◆ WHAT TO PRODUCE: Write out the data below in full. Keep it exact.

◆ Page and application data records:
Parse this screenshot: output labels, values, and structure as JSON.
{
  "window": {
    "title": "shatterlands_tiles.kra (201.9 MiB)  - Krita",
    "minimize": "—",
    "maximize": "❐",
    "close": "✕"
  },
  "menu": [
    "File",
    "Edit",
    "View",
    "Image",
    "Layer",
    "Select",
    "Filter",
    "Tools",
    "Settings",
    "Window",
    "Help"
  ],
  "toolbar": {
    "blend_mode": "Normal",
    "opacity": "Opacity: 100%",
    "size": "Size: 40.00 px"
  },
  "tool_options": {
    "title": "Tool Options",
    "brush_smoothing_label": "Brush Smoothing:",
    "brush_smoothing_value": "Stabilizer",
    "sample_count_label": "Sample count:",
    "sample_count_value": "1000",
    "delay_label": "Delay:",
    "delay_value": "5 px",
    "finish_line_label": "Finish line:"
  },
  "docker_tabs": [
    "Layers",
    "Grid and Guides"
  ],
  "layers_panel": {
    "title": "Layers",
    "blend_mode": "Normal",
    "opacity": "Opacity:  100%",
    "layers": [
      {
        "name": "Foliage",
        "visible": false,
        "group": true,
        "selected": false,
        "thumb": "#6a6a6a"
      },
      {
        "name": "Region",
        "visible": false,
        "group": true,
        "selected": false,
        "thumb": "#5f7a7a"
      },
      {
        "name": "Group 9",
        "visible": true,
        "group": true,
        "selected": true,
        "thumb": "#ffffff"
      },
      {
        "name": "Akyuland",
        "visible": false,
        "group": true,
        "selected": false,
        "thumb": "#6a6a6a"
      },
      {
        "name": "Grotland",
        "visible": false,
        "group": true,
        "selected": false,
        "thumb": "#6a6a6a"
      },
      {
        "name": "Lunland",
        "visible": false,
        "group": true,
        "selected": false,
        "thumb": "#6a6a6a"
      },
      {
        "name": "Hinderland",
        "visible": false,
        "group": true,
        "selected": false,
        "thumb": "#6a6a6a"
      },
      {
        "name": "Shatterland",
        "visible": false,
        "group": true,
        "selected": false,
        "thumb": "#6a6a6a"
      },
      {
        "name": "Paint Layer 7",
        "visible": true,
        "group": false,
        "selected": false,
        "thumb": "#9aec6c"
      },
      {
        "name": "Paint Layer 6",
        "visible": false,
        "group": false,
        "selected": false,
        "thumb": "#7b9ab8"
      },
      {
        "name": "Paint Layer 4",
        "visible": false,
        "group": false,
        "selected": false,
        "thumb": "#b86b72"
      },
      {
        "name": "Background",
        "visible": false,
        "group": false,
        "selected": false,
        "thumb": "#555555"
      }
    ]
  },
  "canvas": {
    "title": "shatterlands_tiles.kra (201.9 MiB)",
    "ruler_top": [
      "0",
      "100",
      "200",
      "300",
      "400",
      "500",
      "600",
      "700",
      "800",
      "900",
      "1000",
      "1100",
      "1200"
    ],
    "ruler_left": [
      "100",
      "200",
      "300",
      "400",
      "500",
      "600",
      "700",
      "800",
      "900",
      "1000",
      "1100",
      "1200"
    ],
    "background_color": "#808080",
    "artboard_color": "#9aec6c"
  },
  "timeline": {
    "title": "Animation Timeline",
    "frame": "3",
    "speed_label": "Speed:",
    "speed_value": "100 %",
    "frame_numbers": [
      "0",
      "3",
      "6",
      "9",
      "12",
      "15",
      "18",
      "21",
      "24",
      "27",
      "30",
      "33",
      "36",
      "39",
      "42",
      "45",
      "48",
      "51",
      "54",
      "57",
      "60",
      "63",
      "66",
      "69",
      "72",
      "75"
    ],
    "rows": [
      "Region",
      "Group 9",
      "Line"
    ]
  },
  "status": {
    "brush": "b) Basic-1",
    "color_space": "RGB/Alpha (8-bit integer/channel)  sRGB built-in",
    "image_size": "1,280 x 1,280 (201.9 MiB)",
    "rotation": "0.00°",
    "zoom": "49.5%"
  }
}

◆ REPLY TO THE TASK:
Parse this screenshot: output labels, values, and structure as JSON.
{
  "window": {
    "title": "shatterlands_tiles.kra (201.9 MiB)  - Krita",
    "minimize": "—",
    "maximize": "❐",
    "close": "✕"
  },
  "menu": [
    "File",
    "Edit",
    "View",
    "Image",
    "Layer",
    "Select",
    "Filter",
    "Tools",
    "Settings",
    "Window",
    "Help"
  ],
  "toolbar": {
    "blend_mode": "Normal",
    "opacity": "Opacity: 100%",
    "size": "Size: 40.00 px"
  },
  "tool_options": {
    "title": "Tool Options",
    "brush_smoothing_label": "Brush Smoothing:",
    "brush_smoothing_value": "Stabilizer",
    "sample_count_label": "Sample count:",
    "sample_count_value": "1000",
    "delay_label": "Delay:",
    "delay_value": "5 px",
    "finish_line_label": "Finish line:"
  },
  "docker_tabs": [
    "Layers",
    "Grid and Guides"
  ],
  "layers_panel": {
    "title": "Layers",
    "blend_mode": "Normal",
    "opacity": "Opacity:  100%",
    "layers": [
      {
        "name": "Foliage",
        "visible": false,
        "group": true,
        "selected": false,
        "thumb": "#6a6a6a"
      },
      {
        "name": "Region",
        "visible": false,
        "group": true,
        "selected": false,
        "thumb": "#5f7a7a"
      },
      {
        "name": "Group 9",
        "visible": true,
        "group": true,
        "selected": true,
        "thumb": "#ffffff"
      },
      {
        "name": "Akyuland",
        "visible": false,
        "group": true,
        "selected": false,
        "thumb": "#6a6a6a"
      },
      {
        "name": "Grotland",
        "visible": false,
        "group": true,
        "selected": false,
        "thumb": "#6a6a6a"
      },
      {
        "name": "Lunland",
        "visible": false,
        "group": true,
        "selected": false,
        "thumb": "#6a6a6a"
      },
      {
        "name": "Hinderland",
        "visible": false,
        "group": true,
        "selected": false,
        "thumb": "#6a6a6a"
      },
      {
        "name": "Shatterland",
        "visible": false,
        "group": true,
        "selected": false,
        "thumb": "#6a6a6a"
      },
      {
        "name": "Paint Layer 7",
        "visible": true,
        "group": false,
        "selected": false,
        "thumb": "#9aec6c"
      },
      {
        "name": "Paint Layer 6",
        "visible": false,
        "group": false,
        "selected": false,
        "thumb": "#7b9ab8"
      },
      {
        "name": "Paint Layer 4",
        "visible": false,
        "group": false,
        "selected": false,
        "thumb": "#b86b72"
      },
      {
        "name": "Background",
        "visible": false,
        "group": false,
        "selected": false,
        "thumb": "#555555"
      }
    ]
  },
  "canvas": {
    "title": "shatterlands_tiles.kra (201.9 MiB)",
    "ruler_top": [
      "0",
      "100",
      "200",
      "300",
      "400",
      "500",
      "600",
      "700",
      "800",
      "900",
      "1000",
      "1100",
      "1200"
    ],
    "ruler_left": [
      "100",
      "200",
      "300",
      "400",
      "500",
      "600",
      "700",
      "800",
      "900",
      "1000",
      "1100",
      "1200"
    ],
    "background_color": "#808080",
    "artboard_color": "#9aec6c"
  },
  "timeline": {
    "title": "Animation Timeline",
    "frame": "3",
    "speed_label": "Speed:",
    "speed_value": "100 %",
    "frame_numbers": [
      "0",
      "3",
      "6",
      "9",
      "12",
      "15",
      "18",
      "21",
      "24",
      "27",
      "30",
      "33",
      "36",
      "39",
      "42",
      "45",
      "48",
      "51",
      "54",
      "57",
      "60",
      "63",
      "66",
      "69",
      "72",
      "75"
    ],
    "rows": [
      "Region",
      "Group 9",
      "Line"
    ]
  },
  "status": {
    "brush": "b) Basic-1",
    "color_space": "RGB/Alpha (8-bit integer/channel)  sRGB built-in",
    "image_size": "1,280 x 1,280 (201.9 MiB)",
    "rotation": "0.00°",
    "zoom": "49.5%"
  }
}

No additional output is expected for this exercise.